(Data records for software interfaces)
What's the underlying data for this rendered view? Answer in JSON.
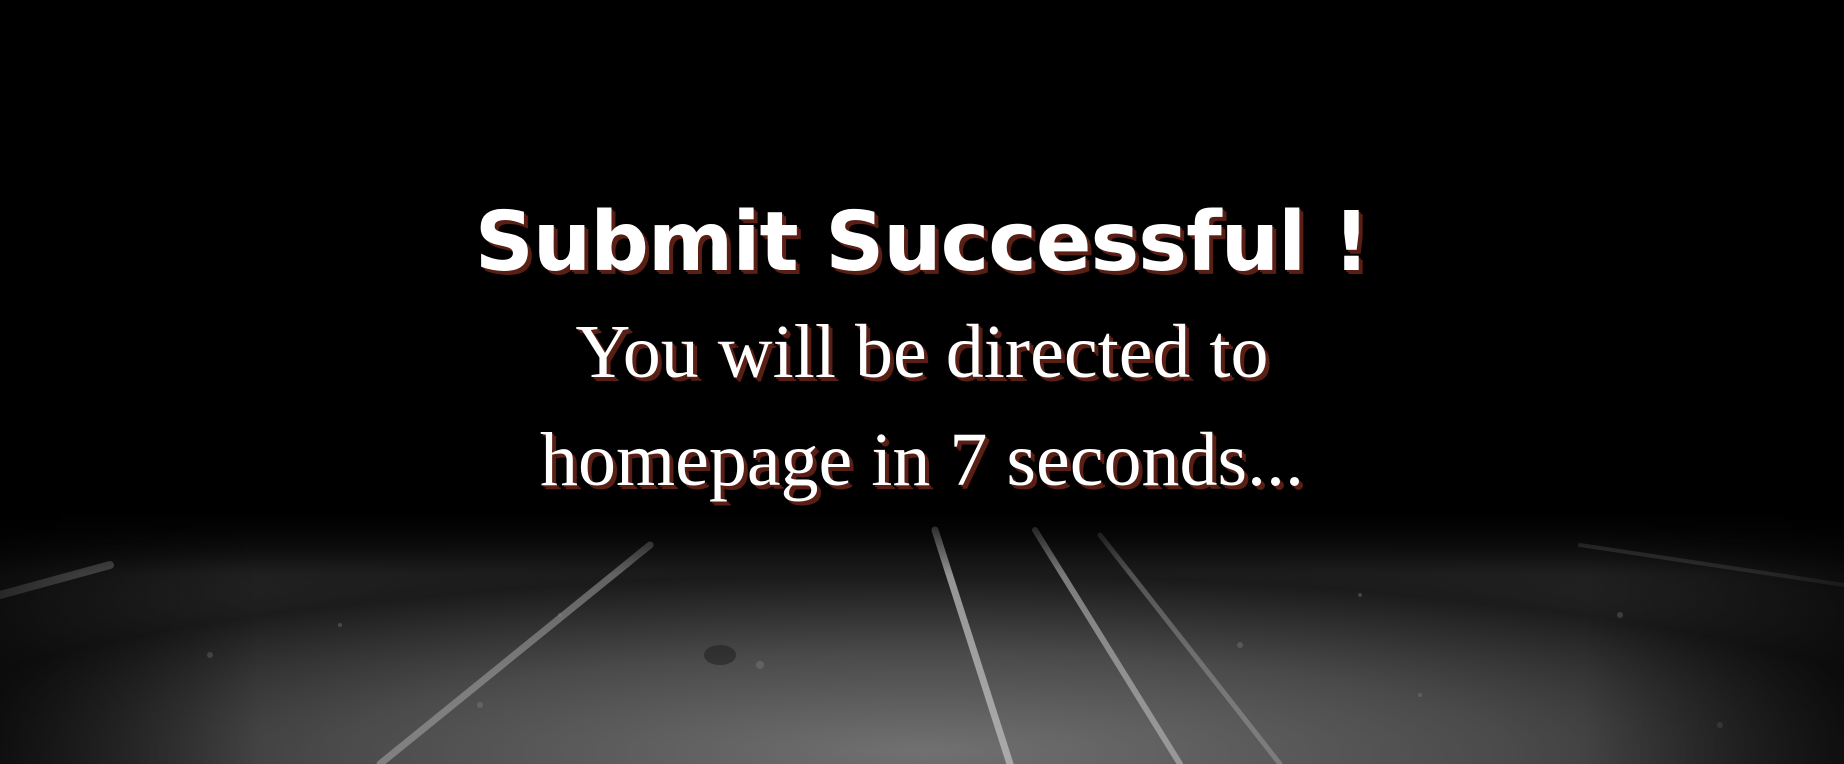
{
  "page": {
    "title": "Submit Successful !",
    "message": "You will be directed to homepage in 7 seconds...",
    "redirect_seconds": 7
  },
  "colors": {
    "background": "#000000",
    "text": "#ffffff",
    "text_shadow": "#5a1f14"
  }
}
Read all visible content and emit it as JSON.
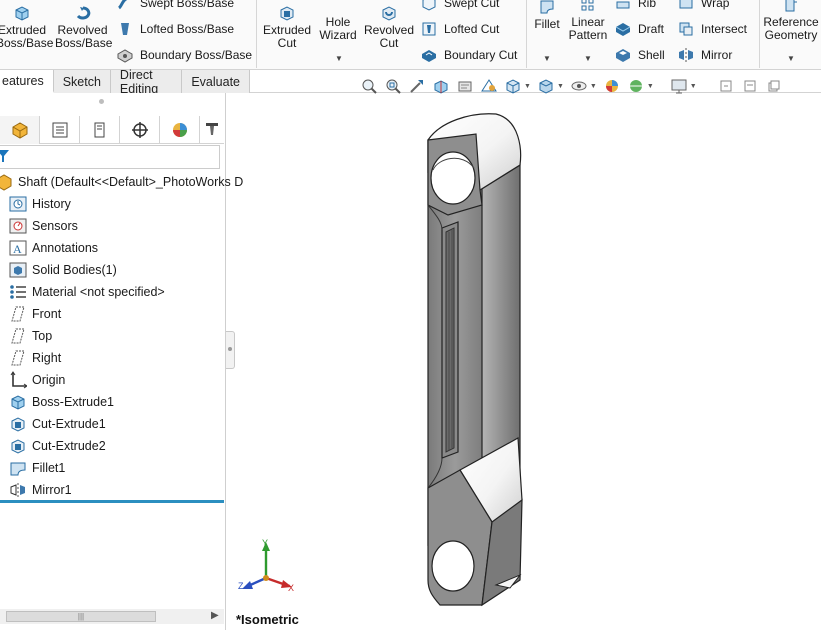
{
  "ribbon": {
    "extruded_boss": "Extruded\nBoss/Base",
    "revolved_boss": "Revolved\nBoss/Base",
    "swept_boss": "Swept Boss/Base",
    "lofted_boss": "Lofted Boss/Base",
    "boundary_boss": "Boundary Boss/Base",
    "extruded_cut": "Extruded\nCut",
    "hole_wizard": "Hole\nWizard",
    "revolved_cut": "Revolved\nCut",
    "swept_cut": "Swept Cut",
    "lofted_cut": "Lofted Cut",
    "boundary_cut": "Boundary Cut",
    "fillet": "Fillet",
    "linear_pattern": "Linear\nPattern",
    "rib": "Rib",
    "draft": "Draft",
    "shell": "Shell",
    "wrap": "Wrap",
    "intersect": "Intersect",
    "mirror": "Mirror",
    "reference_geometry": "Reference\nGeometry"
  },
  "tabs": [
    "eatures",
    "Sketch",
    "Direct Editing",
    "Evaluate"
  ],
  "tree": {
    "root": "Shaft  (Default<<Default>_PhotoWorks D",
    "items": [
      {
        "label": "History",
        "icon": "history-icon"
      },
      {
        "label": "Sensors",
        "icon": "sensors-icon"
      },
      {
        "label": "Annotations",
        "icon": "annotations-icon"
      },
      {
        "label": "Solid Bodies(1)",
        "icon": "solid-bodies-icon"
      },
      {
        "label": "Material <not specified>",
        "icon": "material-icon"
      },
      {
        "label": "Front",
        "icon": "plane-icon"
      },
      {
        "label": "Top",
        "icon": "plane-icon"
      },
      {
        "label": "Right",
        "icon": "plane-icon"
      },
      {
        "label": "Origin",
        "icon": "origin-icon"
      },
      {
        "label": "Boss-Extrude1",
        "icon": "boss-extrude-icon"
      },
      {
        "label": "Cut-Extrude1",
        "icon": "cut-extrude-icon"
      },
      {
        "label": "Cut-Extrude2",
        "icon": "cut-extrude-icon"
      },
      {
        "label": "Fillet1",
        "icon": "fillet-icon"
      },
      {
        "label": "Mirror1",
        "icon": "mirror-icon"
      }
    ]
  },
  "triad": {
    "x": "X",
    "y": "Y",
    "z": "Z"
  },
  "view_label": "*Isometric",
  "colors": {
    "accent": "#2b8fc0",
    "part": "#8c8c8c"
  }
}
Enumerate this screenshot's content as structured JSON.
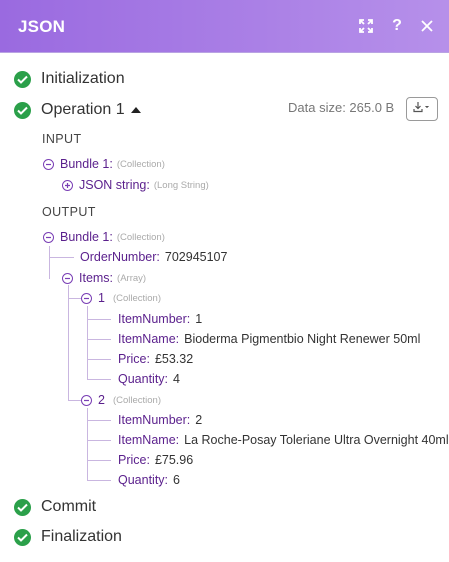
{
  "header": {
    "title": "JSON",
    "help_label": "?"
  },
  "stages": {
    "initialization": "Initialization",
    "operation": "Operation 1",
    "commit": "Commit",
    "finalization": "Finalization"
  },
  "operation": {
    "data_size": "Data size: 265.0 B"
  },
  "input": {
    "section_label": "INPUT",
    "bundle_key": "Bundle 1:",
    "bundle_type": "(Collection)",
    "json_key": "JSON string:",
    "json_type": "(Long String)"
  },
  "output": {
    "section_label": "OUTPUT",
    "bundle_key": "Bundle 1:",
    "bundle_type": "(Collection)",
    "order_key": "OrderNumber:",
    "order_value": "702945107",
    "items_key": "Items:",
    "items_type": "(Array)",
    "items": [
      {
        "index": "1",
        "type": "(Collection)",
        "item_number_key": "ItemNumber:",
        "item_number": "1",
        "item_name_key": "ItemName:",
        "item_name": "Bioderma Pigmentbio Night Renewer 50ml",
        "price_key": "Price:",
        "price": "£53.32",
        "quantity_key": "Quantity:",
        "quantity": "4"
      },
      {
        "index": "2",
        "type": "(Collection)",
        "item_number_key": "ItemNumber:",
        "item_number": "2",
        "item_name_key": "ItemName:",
        "item_name": "La Roche-Posay Toleriane Ultra Overnight 40ml",
        "price_key": "Price:",
        "price": "£75.96",
        "quantity_key": "Quantity:",
        "quantity": "6"
      }
    ]
  },
  "colors": {
    "header_start": "#9a6ae0",
    "header_end": "#b690ea",
    "success": "#2ba04a",
    "key": "#5a1f8c",
    "tree_line": "#c9b6e0"
  },
  "icons": {
    "expand": "expand-icon",
    "help": "help-icon",
    "close": "close-icon",
    "check": "check-circle-icon",
    "download": "download-icon",
    "collapse": "minus-circle-icon",
    "expand_node": "plus-circle-icon"
  }
}
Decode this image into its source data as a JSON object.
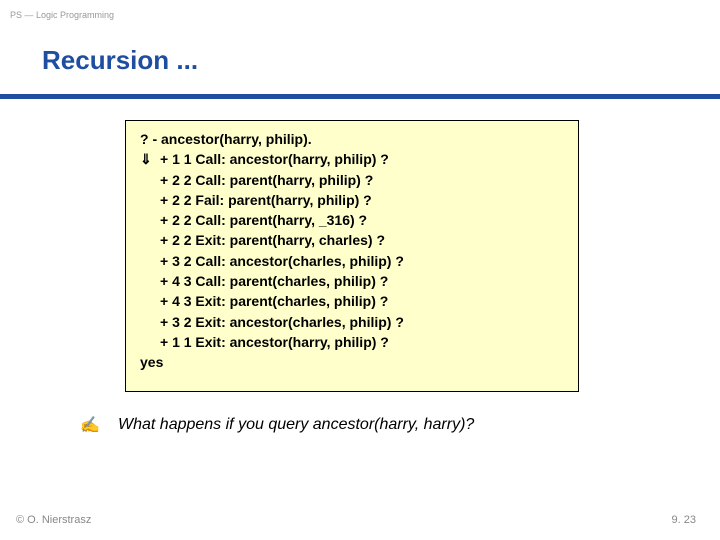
{
  "header": {
    "course_label": "PS — Logic Programming"
  },
  "title": "Recursion ...",
  "code": {
    "query": "? - ancestor(harry, philip).",
    "arrow_glyph": "⇓",
    "trace": [
      "+ 1 1 Call: ancestor(harry, philip) ?",
      "+ 2 2 Call: parent(harry, philip) ?",
      "+ 2 2 Fail: parent(harry, philip) ?",
      "+ 2 2 Call: parent(harry, _316) ?",
      "+ 2 2 Exit: parent(harry, charles) ?",
      "+ 3 2 Call: ancestor(charles, philip) ?",
      "+ 4 3 Call: parent(charles, philip) ?",
      "+ 4 3 Exit: parent(charles, philip) ?",
      "+ 3 2 Exit: ancestor(charles, philip) ?",
      "+ 1 1 Exit: ancestor(harry, philip) ?"
    ],
    "result": "yes"
  },
  "question": {
    "hand_glyph": "✍",
    "text": "What happens if you query ancestor(harry, harry)?"
  },
  "footer": {
    "copyright": "© O. Nierstrasz",
    "page": "9. 23"
  }
}
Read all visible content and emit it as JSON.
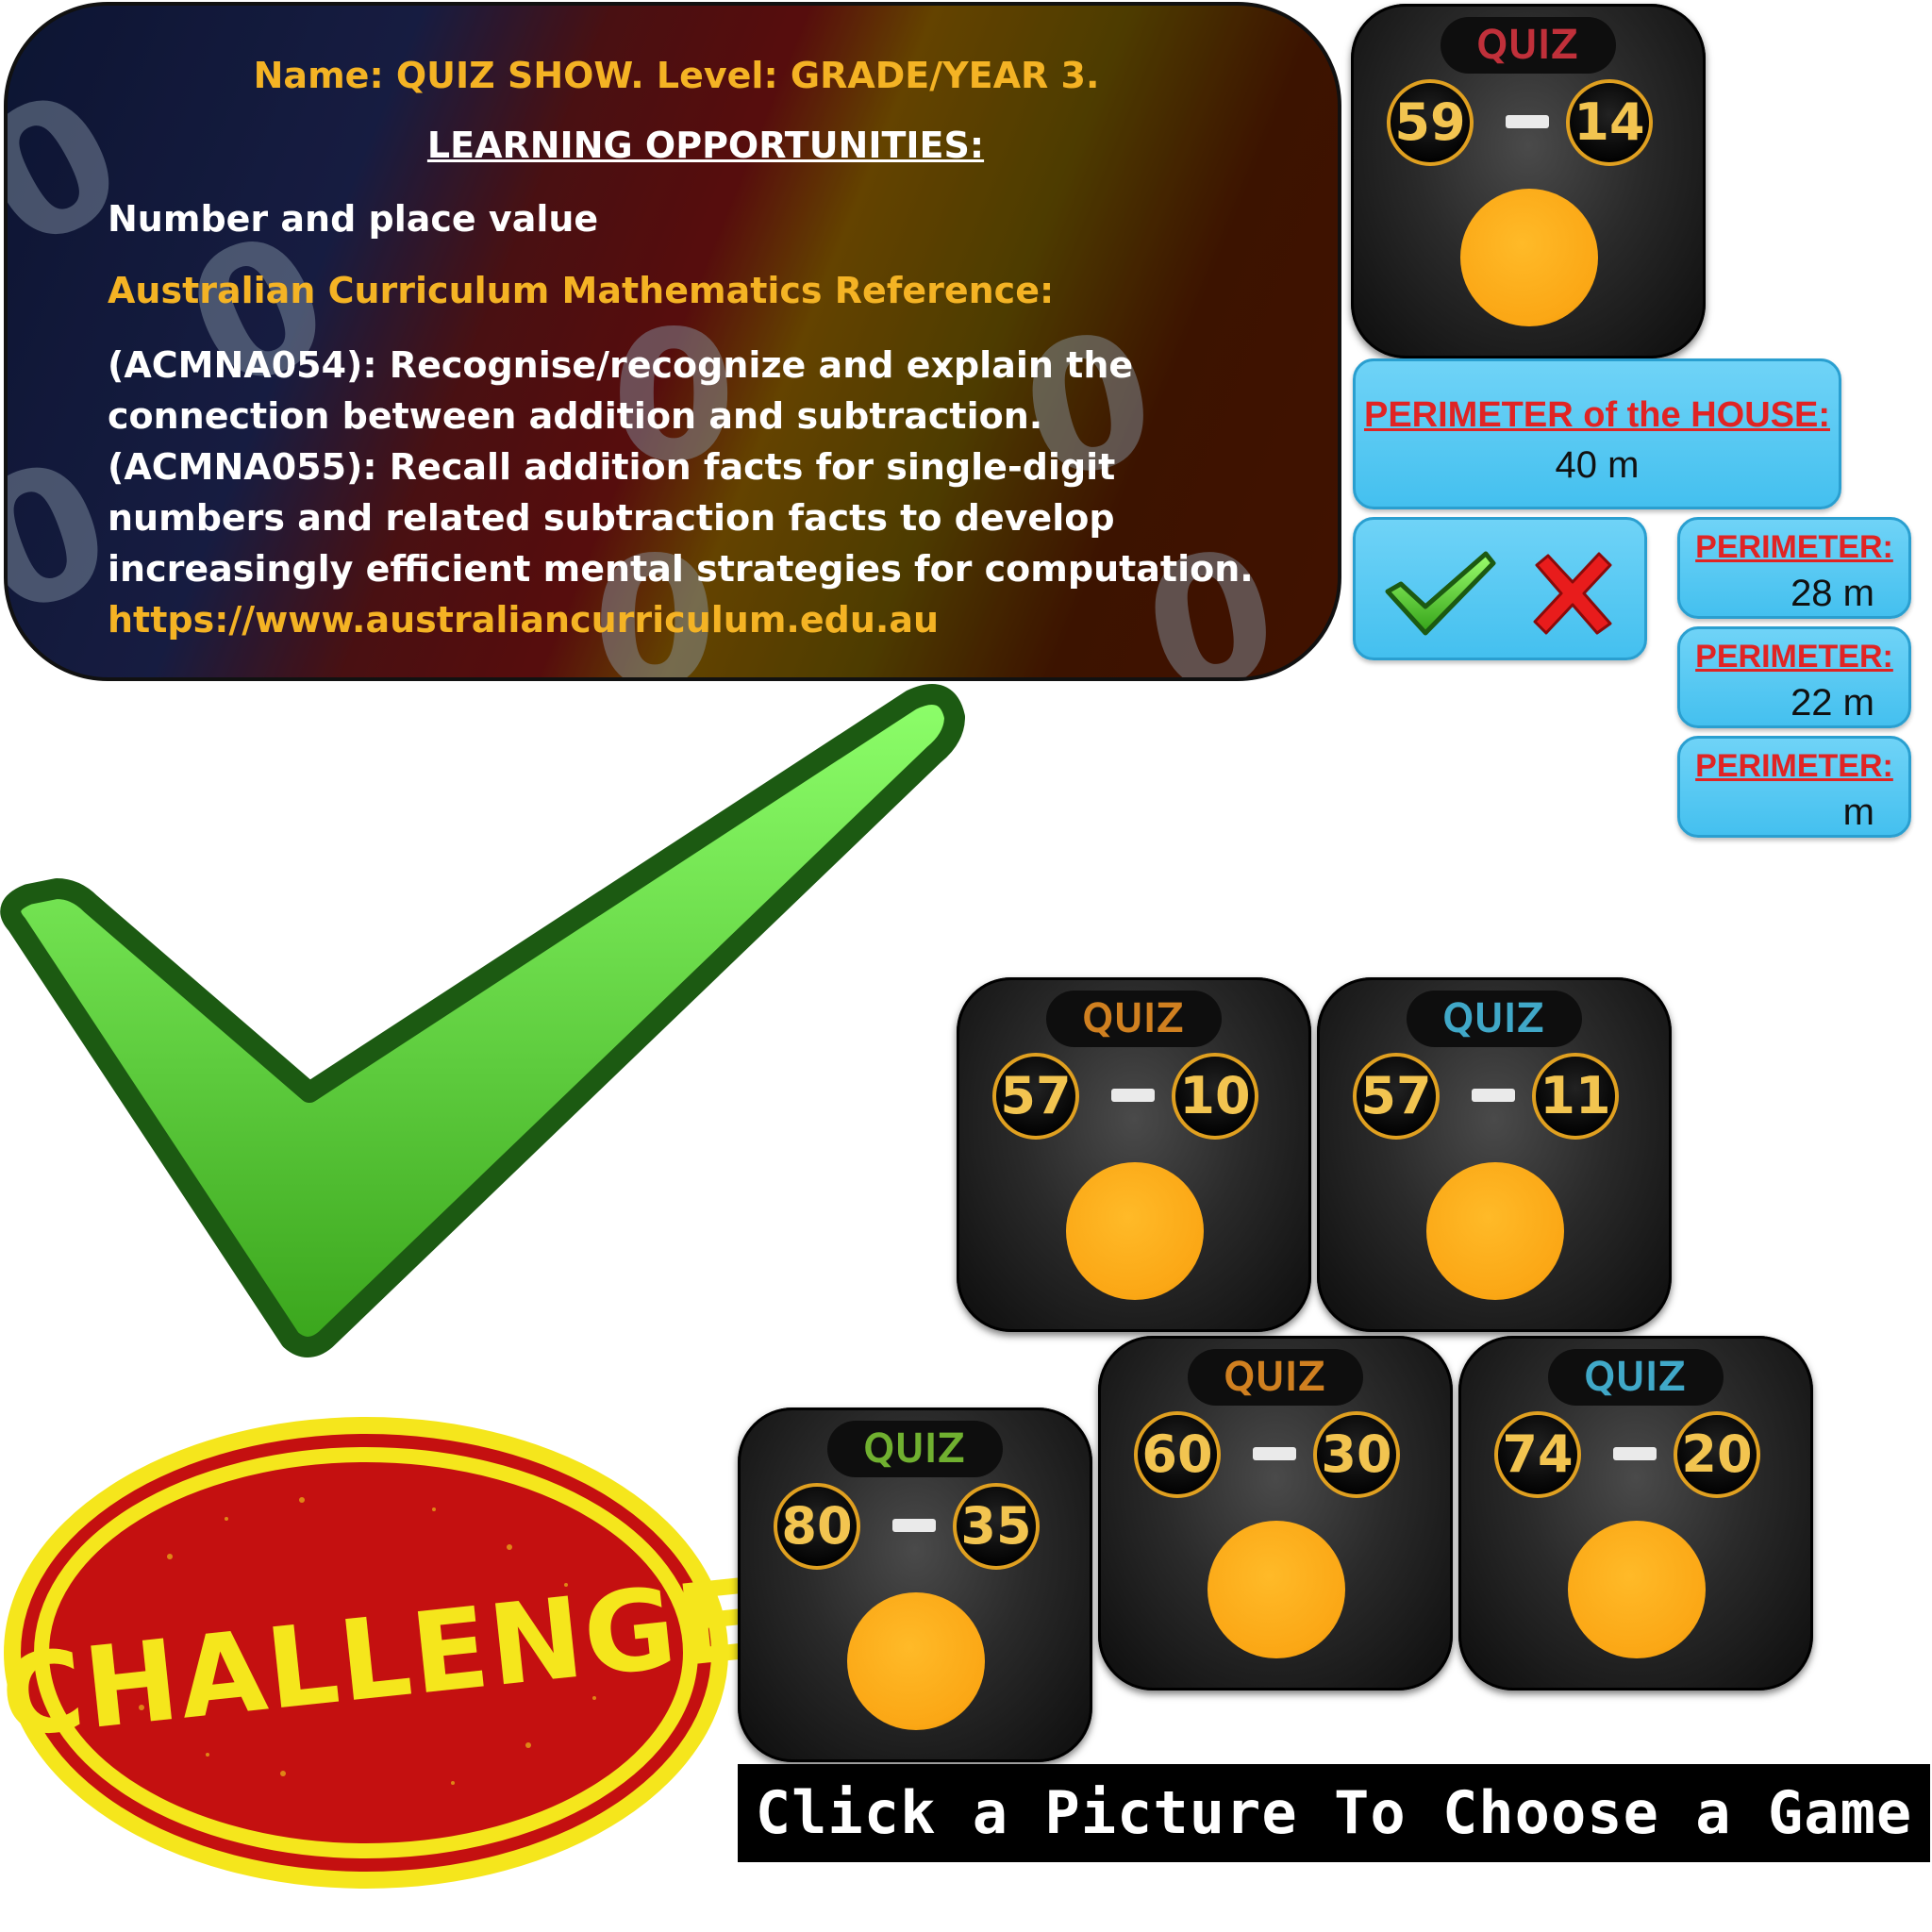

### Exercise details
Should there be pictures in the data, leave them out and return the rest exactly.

### Exercise answer
What's the underlying data for this rendered view? Answer in JSON.
{
  "page": {
    "title": "Submit Successful !",
    "message": "You will be directed to homepage in 7 seconds...",
    "redirect_seconds": 7
  },
  "colors": {
    "background": "#000000",
    "text": "#ffffff",
    "text_shadow": "#5a1f14"
  }
}
Read all visible content and emit it as JSON.
{
  "ribbon": {
    "extruded_boss": "Extruded\nBoss/Base",
    "revolved_boss": "Revolved\nBoss/Base",
    "swept_boss": "Swept Boss/Base",
    "lofted_boss": "Lofted Boss/Base",
    "boundary_boss": "Boundary Boss/Base",
    "extruded_cut": "Extruded\nCut",
    "hole_wizard": "Hole\nWizard",
    "revolved_cut": "Revolved\nCut",
    "swept_cut": "Swept Cut",
    "lofted_cut": "Lofted Cut",
    "boundary_cut": "Boundary Cut",
    "fillet": "Fillet",
    "linear_pattern": "Linear\nPattern",
    "rib": "Rib",
    "draft": "Draft",
    "shell": "Shell",
    "wrap": "Wrap",
    "intersect": "Intersect",
    "mirror": "Mirror",
    "reference_geometry": "Reference\nGeometry"
  },
  "tabs": [
    "eatures",
    "Sketch",
    "Direct Editing",
    "Evaluate"
  ],
  "tree": {
    "root": "Shaft  (Default<<Default>_PhotoWorks D",
    "items": [
      {
        "label": "History",
        "icon": "history-icon"
      },
      {
        "label": "Sensors",
        "icon": "sensors-icon"
      },
      {
        "label": "Annotations",
        "icon": "annotations-icon"
      },
      {
        "label": "Solid Bodies(1)",
        "icon": "solid-bodies-icon"
      },
      {
        "label": "Material <not specified>",
        "icon": "material-icon"
      },
      {
        "label": "Front",
        "icon": "plane-icon"
      },
      {
        "label": "Top",
        "icon": "plane-icon"
      },
      {
        "label": "Right",
        "icon": "plane-icon"
      },
      {
        "label": "Origin",
        "icon": "origin-icon"
      },
      {
        "label": "Boss-Extrude1",
        "icon": "boss-extrude-icon"
      },
      {
        "label": "Cut-Extrude1",
        "icon": "cut-extrude-icon"
      },
      {
        "label": "Cut-Extrude2",
        "icon": "cut-extrude-icon"
      },
      {
        "label": "Fillet1",
        "icon": "fillet-icon"
      },
      {
        "label": "Mirror1",
        "icon": "mirror-icon"
      }
    ]
  },
  "triad": {
    "x": "X",
    "y": "Y",
    "z": "Z"
  },
  "view_label": "*Isometric",
  "colors": {
    "accent": "#2b8fc0",
    "part": "#8c8c8c"
  }
}
Enumerate this screenshot's content as structured JSON.
{
  "header": {
    "title": "JSON",
    "help_label": "?"
  },
  "stages": {
    "initialization": "Initialization",
    "operation": "Operation 1",
    "commit": "Commit",
    "finalization": "Finalization"
  },
  "operation": {
    "data_size": "Data size: 265.0 B"
  },
  "input": {
    "section_label": "INPUT",
    "bundle_key": "Bundle 1:",
    "bundle_type": "(Collection)",
    "json_key": "JSON string:",
    "json_type": "(Long String)"
  },
  "output": {
    "section_label": "OUTPUT",
    "bundle_key": "Bundle 1:",
    "bundle_type": "(Collection)",
    "order_key": "OrderNumber:",
    "order_value": "702945107",
    "items_key": "Items:",
    "items_type": "(Array)",
    "items": [
      {
        "index": "1",
        "type": "(Collection)",
        "item_number_key": "ItemNumber:",
        "item_number": "1",
        "item_name_key": "ItemName:",
        "item_name": "Bioderma Pigmentbio Night Renewer 50ml",
        "price_key": "Price:",
        "price": "£53.32",
        "quantity_key": "Quantity:",
        "quantity": "4"
      },
      {
        "index": "2",
        "type": "(Collection)",
        "item_number_key": "ItemNumber:",
        "item_number": "2",
        "item_name_key": "ItemName:",
        "item_name": "La Roche-Posay Toleriane Ultra Overnight 40ml",
        "price_key": "Price:",
        "price": "£75.96",
        "quantity_key": "Quantity:",
        "quantity": "6"
      }
    ]
  },
  "colors": {
    "header_start": "#9a6ae0",
    "header_end": "#b690ea",
    "success": "#2ba04a",
    "key": "#5a1f8c",
    "tree_line": "#c9b6e0"
  },
  "icons": {
    "expand": "expand-icon",
    "help": "help-icon",
    "close": "close-icon",
    "check": "check-circle-icon",
    "download": "download-icon",
    "collapse": "minus-circle-icon",
    "expand_node": "plus-circle-icon"
  }
}
Decode this image into its source data as a JSON object.
{
  "header": {
    "course_label": "PS — Logic Programming"
  },
  "title": "Recursion ...",
  "code": {
    "query": "? - ancestor(harry, philip).",
    "arrow_glyph": "⇓",
    "trace": [
      "+ 1 1 Call: ancestor(harry, philip) ?",
      "+ 2 2 Call: parent(harry, philip) ?",
      "+ 2 2 Fail: parent(harry, philip) ?",
      "+ 2 2 Call: parent(harry, _316) ?",
      "+ 2 2 Exit: parent(harry, charles) ?",
      "+ 3 2 Call: ancestor(charles, philip) ?",
      "+ 4 3 Call: parent(charles, philip) ?",
      "+ 4 3 Exit: parent(charles, philip) ?",
      "+ 3 2 Exit: ancestor(charles, philip) ?",
      "+ 1 1 Exit: ancestor(harry, philip) ?"
    ],
    "result": "yes"
  },
  "question": {
    "hand_glyph": "✍",
    "text": "What happens if you query ancestor(harry, harry)?"
  },
  "footer": {
    "copyright": "© O. Nierstrasz",
    "page": "9. 23"
  }
}
Read all visible content and emit it as JSON.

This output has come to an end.